* _Task statement_
In the entries below, spot each line with the word "紹介コードを確認する" and copy it.

Entries from a dataset of interfaces:
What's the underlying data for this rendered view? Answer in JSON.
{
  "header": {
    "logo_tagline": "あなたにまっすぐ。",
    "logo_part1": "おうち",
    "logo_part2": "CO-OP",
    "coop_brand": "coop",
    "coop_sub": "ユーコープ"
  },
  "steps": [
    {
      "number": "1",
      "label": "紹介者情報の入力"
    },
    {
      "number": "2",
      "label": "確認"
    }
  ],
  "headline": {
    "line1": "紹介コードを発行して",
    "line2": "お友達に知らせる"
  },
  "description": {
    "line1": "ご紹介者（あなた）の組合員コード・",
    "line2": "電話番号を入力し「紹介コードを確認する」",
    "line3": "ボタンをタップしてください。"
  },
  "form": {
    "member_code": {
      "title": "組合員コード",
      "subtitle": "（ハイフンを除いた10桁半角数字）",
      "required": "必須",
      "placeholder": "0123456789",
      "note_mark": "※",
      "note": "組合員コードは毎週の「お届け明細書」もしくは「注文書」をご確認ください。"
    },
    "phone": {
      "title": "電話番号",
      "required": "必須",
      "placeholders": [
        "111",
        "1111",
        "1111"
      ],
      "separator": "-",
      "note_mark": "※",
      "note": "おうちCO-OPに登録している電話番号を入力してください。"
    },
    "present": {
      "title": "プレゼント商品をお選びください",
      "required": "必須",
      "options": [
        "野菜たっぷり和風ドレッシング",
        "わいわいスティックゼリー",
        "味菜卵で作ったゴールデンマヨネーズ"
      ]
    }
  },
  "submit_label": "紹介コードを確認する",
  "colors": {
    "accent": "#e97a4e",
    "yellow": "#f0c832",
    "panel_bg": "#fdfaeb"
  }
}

* _Written response_
    "line2": "電話番号を入力し「紹介コードを確認する」",
  "submit_label": "紹介コードを確認する",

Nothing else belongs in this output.